The United States is unquestionably the world’s most powerful country with highly advanced weapons. Its military might and budget dwarf that of any other country in the world. But China is catching up fast. Last month, Beijing successfully tested its hypersonic missile Wu-14 that travels at ten times the speed of sound. P.W. Singer and August Cole, The Great Debate columnists at Reuters, said that the world is at the risk of “great-power conflict.”

U.S. Barely Has Weapons It Needs To Win The Next Great War

Washington badly needs next-gen weapons to maintain its superiority

The U.S. National Military Strategy acknowledged last month that China and Russia posed biggest threats to America’s national security. NATO is on high-alert amid Russia’s growing aggression. China has started flexing its military muscle in the South China Sea, posing a direct threat to the U.S. allies Japan, Taiwan and others. So, is the U.S. fully prepared to engage in a great power conflict, and defeat Russia and China? Does it have weapons it needs to win such a war?

The Great Debate columnists don’t think so. They argue that the Pentagon has one foot in the past and “only a tentative one in the future.” American weapons are unlikely to deliver well in modern day conflicts.

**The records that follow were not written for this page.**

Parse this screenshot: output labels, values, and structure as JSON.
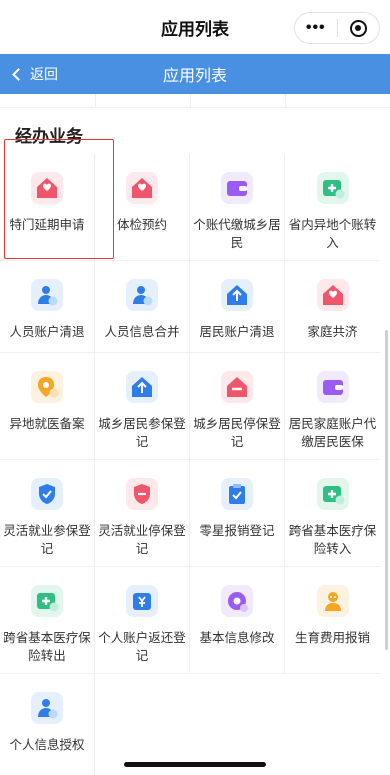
{
  "header": {
    "title": "应用列表",
    "more_glyph": "•••"
  },
  "nav": {
    "back_label": "返回",
    "title": "应用列表"
  },
  "section": {
    "title": "经办业务"
  },
  "colors": {
    "nav_blue": "#4a90e2",
    "highlight_red": "#e53935"
  },
  "apps": [
    {
      "label": "特门延期申请",
      "icon": "house-heart-icon"
    },
    {
      "label": "体检预约",
      "icon": "house-heart-icon"
    },
    {
      "label": "个账代缴城乡居民",
      "icon": "wallet-icon"
    },
    {
      "label": "省内异地个账转入",
      "icon": "medical-transfer-icon"
    },
    {
      "label": "人员账户清退",
      "icon": "person-check-icon"
    },
    {
      "label": "人员信息合并",
      "icon": "person-check-icon"
    },
    {
      "label": "居民账户清退",
      "icon": "house-arrow-icon"
    },
    {
      "label": "家庭共济",
      "icon": "house-heart-icon"
    },
    {
      "label": "异地就医备案",
      "icon": "location-plus-icon"
    },
    {
      "label": "城乡居民参保登记",
      "icon": "house-arrow-icon"
    },
    {
      "label": "城乡居民停保登记",
      "icon": "house-minus-icon"
    },
    {
      "label": "居民家庭账户代缴居民医保",
      "icon": "wallet-icon"
    },
    {
      "label": "灵活就业参保登记",
      "icon": "shield-check-icon"
    },
    {
      "label": "灵活就业停保登记",
      "icon": "shield-minus-icon"
    },
    {
      "label": "零星报销登记",
      "icon": "clipboard-check-icon"
    },
    {
      "label": "跨省基本医疗保险转入",
      "icon": "medical-transfer-icon"
    },
    {
      "label": "跨省基本医疗保险转出",
      "icon": "medical-transfer-icon"
    },
    {
      "label": "个人账户返还登记",
      "icon": "yen-card-icon"
    },
    {
      "label": "基本信息修改",
      "icon": "gear-icon"
    },
    {
      "label": "生育费用报销",
      "icon": "baby-icon"
    },
    {
      "label": "个人信息授权",
      "icon": "person-check-icon"
    }
  ]
}
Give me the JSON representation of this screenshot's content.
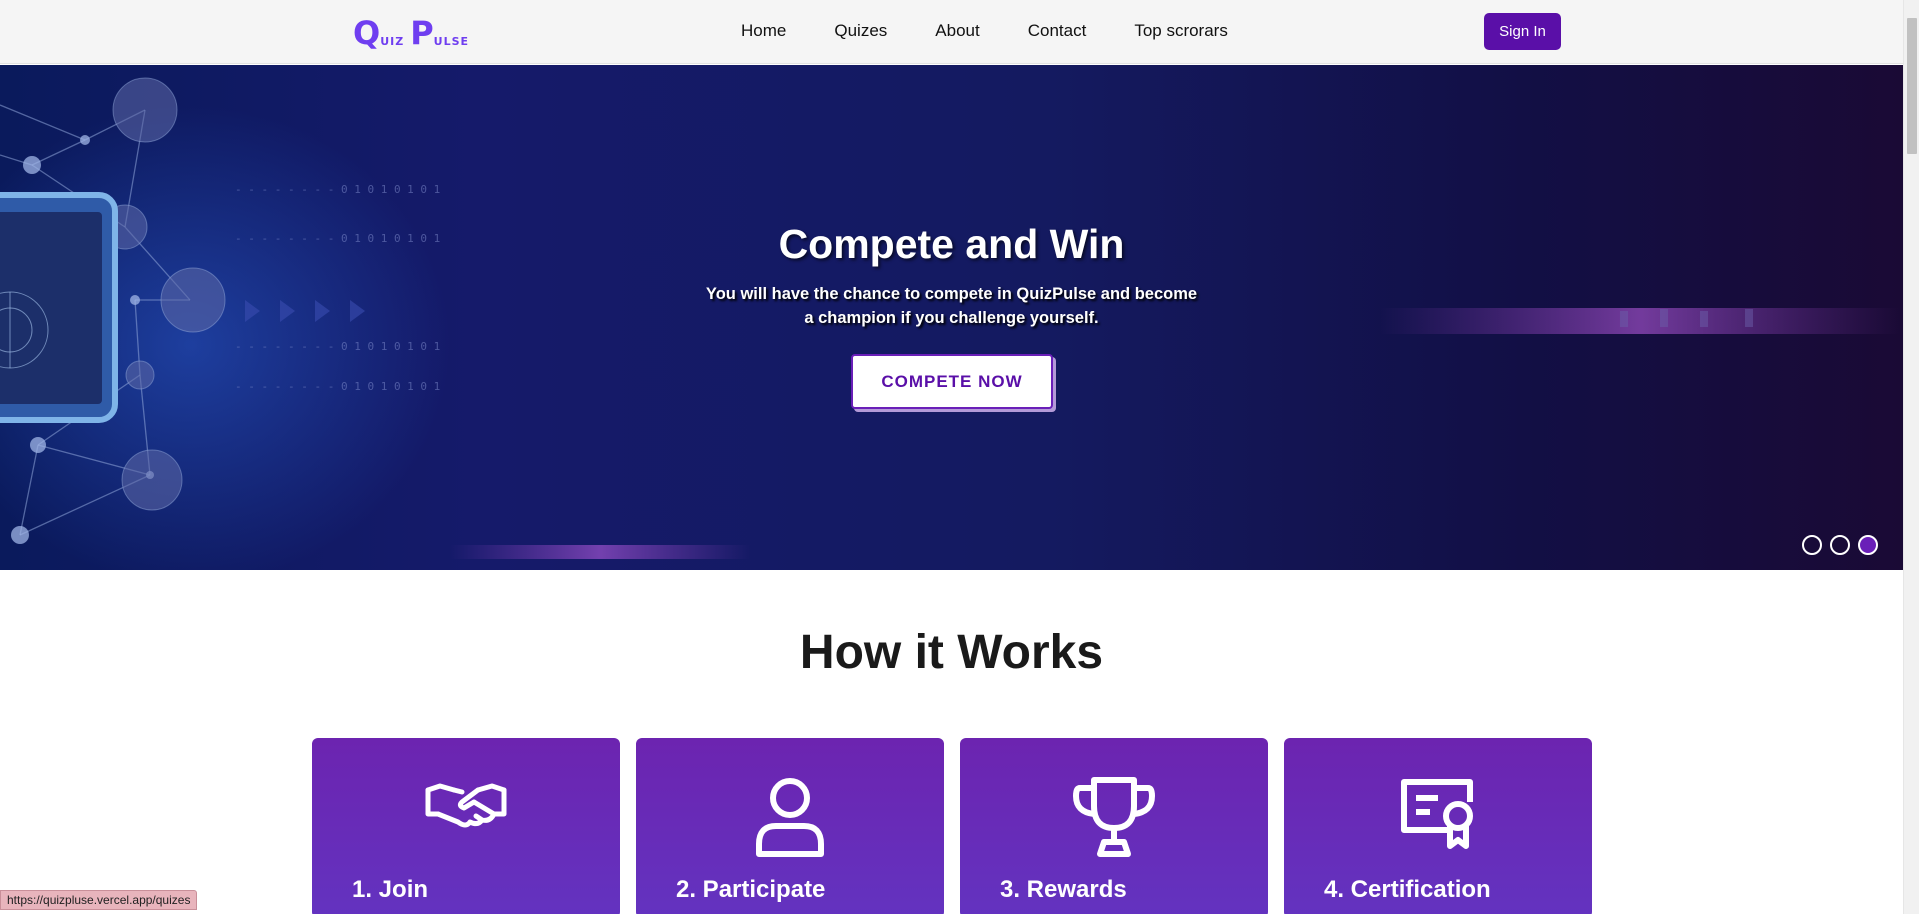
{
  "logo": {
    "letter1": "Q",
    "rest1": "UIZ",
    "letter2": "P",
    "rest2": "ULSE",
    "color": "#6f3ef0"
  },
  "nav": {
    "links": [
      "Home",
      "Quizes",
      "About",
      "Contact",
      "Top scrorars"
    ],
    "signin_label": "Sign In"
  },
  "hero": {
    "title": "Compete and Win",
    "subtitle": "You will have the chance to compete in QuizPulse and become a champion if you challenge yourself.",
    "cta_label": "COMPETE NOW",
    "slides_total": 3,
    "active_slide": 3
  },
  "how_it_works": {
    "title": "How it Works",
    "cards": [
      {
        "label": "1. Join",
        "icon": "handshake-icon"
      },
      {
        "label": "2. Participate",
        "icon": "user-icon"
      },
      {
        "label": "3. Rewards",
        "icon": "trophy-icon"
      },
      {
        "label": "4. Certification",
        "icon": "certificate-icon"
      }
    ]
  },
  "status_bar": {
    "url": "https://quizpluse.vercel.app/quizes"
  },
  "colors": {
    "accent": "#5a0fa8",
    "card": "#6a2bb8",
    "hero_bg": "#141a60"
  }
}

Last week, Lt. Gen. Ben Hodges, Commanding General of the U.S. Army Europe, officially admitted that Ukrainian troops were teaching U.S. soldiers what it takes to fight Russia. Ironically, American soldiers were in Ukraine to train the Ukrainian National Guard.

Many U.S. officers told Lt. Gen. Ben Hodges, “These guys (Ukrainian forces), they’ve done stuff we’ve never seen, [never] been exposed to that level of violence. So we’ve actually learned a lot from them.” Russia is far more advanced in electronic and guerrilla warfare. The risks of Pentagon’s old ways of thinking came to light when a test pilot revealed on War Is Boring website that the F-16 with its 40-year old technology bested the all new F-35 Joint Strike Fighter. The F-35 failed to hold on its own in close-in dogfighting.

U.S. expects future wars to play out only as it wants them to

P.W. Singer and August Cole said the biggest problem with the United States is that it still expects “warfare to play out only as America wants it to.” In real war conditions, the U.S. pilots may have only a fraction of their usual electronic systems working due to hacking and jamming by rival forces. American soldiers haven’t faced high-intensity tactics like jamming in years.

Fighting against great powers will be entirely different from fighting against the Islamic States and Taliban that had obsolete weapons. The Pentagon’s national military strategy realized that if the U.S. ever had to fight against another great power, “the consequences would be immense.”